Date:

Share post:

University of Alberta led research reveals that Microraptor, a small flying dinosaur was a complete hunter, able to swoop down and pickup fish as well as its previously known prey of birds and tree dwelling mammals.

Fish was on the menu for early flying dinosaur
New research reveals that Microraptor, a small flying dinosaur, was a complete hunter — able to swoop down and pick up fish [Credit: University of Alberta]

U of A paleontology graduate student Scott Persons says new evidence of Microrpator’s hunting ability came from fossilized remains in China. “We were very fortunate that this Microraptor was found in volcanic ash and its stomach content of fish was easily identified.”

Prior to this, paleontologists believed microraptors which were about the size of a modern day hawk, lived in trees where they preyed exclusively on small birds and mammals about the size of squirrels.

“Now we know that Microraptor operated in varied terrain and had a varied diet,” said Persons. “It took advantage of a variety of prey in the wet, forested environment that was China during the early Cretaceous period, 120 million years ago.”

Further analysis of the fossil revealed that its teeth were adapted to catching slippery, wiggling prey like fish. Dinosaur researchers have established that most meat eaters had teeth with serrations on both sides which like a steak knife helped the predator saw through meat.

But the Microraptor’s teeth are serrated on just one side and its teeth are angled forwards.

“Microraptor seems adapted to impale fish on its teeth. With reduced serrations the prey wouldn’t tear itself apart while it struggled,” said Persons. “Microraptor could simply raise its head back, the fish would slip off the teeth and be swallowed whole, no fuss no muss.”

Persons likens the Microraptor’s wing configuration to a bi-plane. “It had long feathers on its forearms, hind legs and tail,” said Persons. “It was capable of short, controlled flights.”

This is the first evidence of a flying raptor, a member of the Dromaeosaur family of dinosaurs to successfully prey on fish. 

The study appears in the journal Evolution.

Source: University of Alberta via EurekAlert! [April 22, 2013]

ADVERTISEMENT

spot_img

Related articles

Cockatoo survival under threat

The long-term survival of three black cockatoo species endemic to the south west of Western Australia is under...

Dust storms on Mars
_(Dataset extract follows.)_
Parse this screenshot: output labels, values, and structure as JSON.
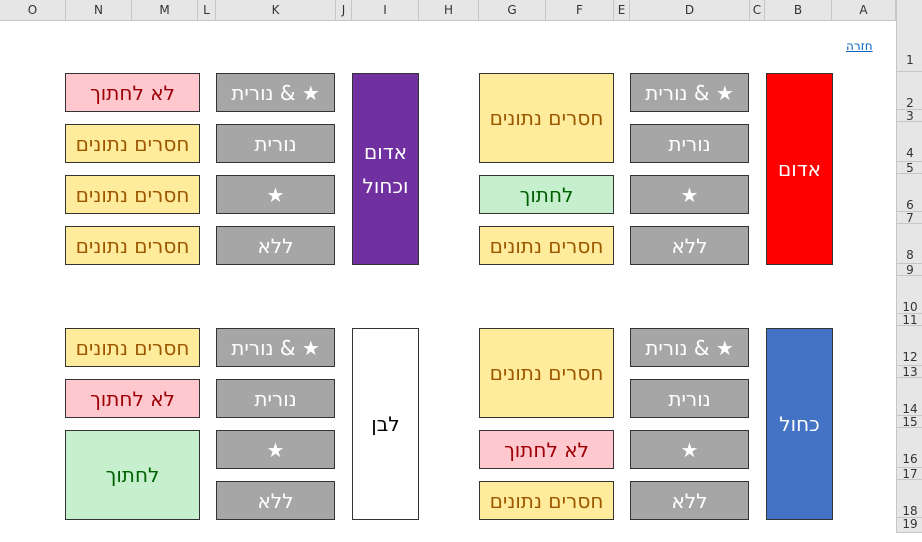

In the 1870's astronomers first noted the presence of yellow clouds on the surface of Mars and suggested...

Climate change disasters could be predicted

Climate change disasters, such as the melting of the Greenland ice sheet, dieback of the Amazon rainforest or...

New species of Sinamid fish discovered in China

According to a paper published in the latest issue of Vertebrata PalAsiatica 2012 (4), Dr. ZHANG Jiangyong, Institute...

N.Y. historic site’s skeletons found in 2006 still hold mystery

They ranged in age from 20 to 45, stood between just over 5 feet 3 inches and 5...

SOFIA spots recent starbursts in the Milky Way galaxy’s centre

Researchers using the Stratospheric Observatory for Infrared Astronomy (SOFIA) have captured new images of a ring of gas...

More people, more environmental stress

Although it's long been suspected that human activity has greatly contributed to environmental stress, it's only recently that...

Archaeologists uncover medieval murder mystery

A 600-year-old body found by archaeologists excavating the crannog site in Co Fermanagh may have been the victim...